FIFA is said to have inspected the stadium and deemed it fit to stage the match, despite the fact many of the prisoners were still being held there. However, the Soviets refused to play out of respect for the dead. The Chilean team took to the field and walked the ball into the net for the victory and one of the most shameful qualifications in World Cup history.
4. Peru throws a match in a deal with Argentina
In 1978, the World Cup returned to Argentina, where another rapacious military junta was in control.
There were many bizarre elements to the World Cup that year. First, the Netherlands tried to organise a boycott in protest of the Argentine junta, to no avail. The world’s greatest player at the time, the Dutchman Johan Cruyff, did refuse to go, though it wasn’t clear at the time if this had to do with the junta or the Dutch coach. (Cruyff later claimed a kidnapping attempt in Spain influenced his decision.)
The most controversial moment on the pitch also had a political element to it. In a critical match, the hosts routed Peru by an inexplicable 6-0 to leapfrog mighty Brazil and clinch their spot in the final. The final group matches were supposed to have been played at exactly the same time, but Argentina had managed to delay its match so the team knew exactly what it had to do to progress.
It later emerged there was a deal between the juntas in the two countries to fix the match. In 2012, former Peruvian Senator Genaro Ledesma said that Argentine dictator Jorge Videla had agreed to accept 13 Peruvian political prisoners in return for ensuring the hosts progressed to the final at the expense of Brazil.
Argentina ended up beating the Netherlands in the final to become the fifth host to win the World Cup at home.
5. Charlie Dempsey skips out on the vote
While political interference affected the results of matches and tournaments in FIFA’s early days, the greatest political scandals in recent times have occurred over the bidding to host the World Cup.
One of the biggest scandals was in 2000, the year FIFA’s executive committee met to decide the host for the 2006 tournament. FIFA President Sepp Blatter believed at the time that if post-apartheid South Africa were to win, he or FIFA would be in the running for the Nobel Peace Prize. (He was still trying to win the prize right up to his dismissal from the organisation.)

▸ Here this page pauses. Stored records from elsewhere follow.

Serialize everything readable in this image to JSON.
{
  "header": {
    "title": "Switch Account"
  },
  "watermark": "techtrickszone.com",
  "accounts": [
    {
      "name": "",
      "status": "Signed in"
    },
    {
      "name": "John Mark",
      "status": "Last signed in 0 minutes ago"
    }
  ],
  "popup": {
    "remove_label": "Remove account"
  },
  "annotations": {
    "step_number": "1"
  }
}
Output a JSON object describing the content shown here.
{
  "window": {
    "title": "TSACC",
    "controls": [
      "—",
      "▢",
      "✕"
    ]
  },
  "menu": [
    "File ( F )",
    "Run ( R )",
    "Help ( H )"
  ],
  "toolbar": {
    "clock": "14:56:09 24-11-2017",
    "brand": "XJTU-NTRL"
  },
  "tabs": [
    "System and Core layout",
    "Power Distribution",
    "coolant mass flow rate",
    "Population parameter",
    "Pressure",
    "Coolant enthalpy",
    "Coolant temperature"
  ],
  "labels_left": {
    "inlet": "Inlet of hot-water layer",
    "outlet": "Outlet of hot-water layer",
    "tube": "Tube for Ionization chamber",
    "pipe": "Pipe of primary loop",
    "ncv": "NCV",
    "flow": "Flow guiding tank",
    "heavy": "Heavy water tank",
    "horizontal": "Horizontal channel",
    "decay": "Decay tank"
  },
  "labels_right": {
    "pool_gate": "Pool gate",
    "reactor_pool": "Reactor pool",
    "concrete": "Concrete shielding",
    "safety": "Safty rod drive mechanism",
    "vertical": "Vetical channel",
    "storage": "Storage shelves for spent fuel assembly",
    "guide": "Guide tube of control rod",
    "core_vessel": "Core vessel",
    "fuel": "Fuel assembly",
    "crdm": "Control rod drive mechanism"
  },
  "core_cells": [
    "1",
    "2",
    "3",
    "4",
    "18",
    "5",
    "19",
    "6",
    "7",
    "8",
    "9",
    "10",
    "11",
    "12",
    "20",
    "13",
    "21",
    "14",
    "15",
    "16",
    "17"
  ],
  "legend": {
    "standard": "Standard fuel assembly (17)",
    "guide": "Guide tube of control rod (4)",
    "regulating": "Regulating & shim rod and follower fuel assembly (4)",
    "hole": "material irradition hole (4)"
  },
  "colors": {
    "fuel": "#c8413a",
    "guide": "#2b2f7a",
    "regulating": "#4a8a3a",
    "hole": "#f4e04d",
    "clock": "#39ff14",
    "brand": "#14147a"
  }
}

The executive committee was expected to be deadlocked at 12-all when it voted in Zurich, with Blatter then casting the deciding vote in favour of South Africa. But Charles Dempsey, the president of the New Zealand Federation, mysteriously disappeared before the vote took place, giving Germany a shock 12-11 victory.
In his book, The Dirty Game: Uncovering the Scandal at FIFA, the investigative journalist Andrew Jennings revealed Dempsey had been paid $250,000 to change his vote. Dempsey later claimed that he had been under intolerable pressure from both German Chancellor Gerhard Schroeder and South African President Nelson Mandela and had been a “nervous wreck”.
His non-vote ended up sending the World Cup to Germany, but Blatter got his prized South Africa World Cup four years later. Just not the Nobel Prize.
So, politics has always been part of the World Cup – sometimes overtly, more often covertly – and yet FIFA still insists that there shall be no political interference in the game under its auspices. Those who misinterpret this notion can find their country suspended from competition, but the FIFA ship will sail on.
Until, that is, it runs into the United States tax authorities, just like Al Capone.
Authors: Roy Hay, Honorary Fellow, Deakin University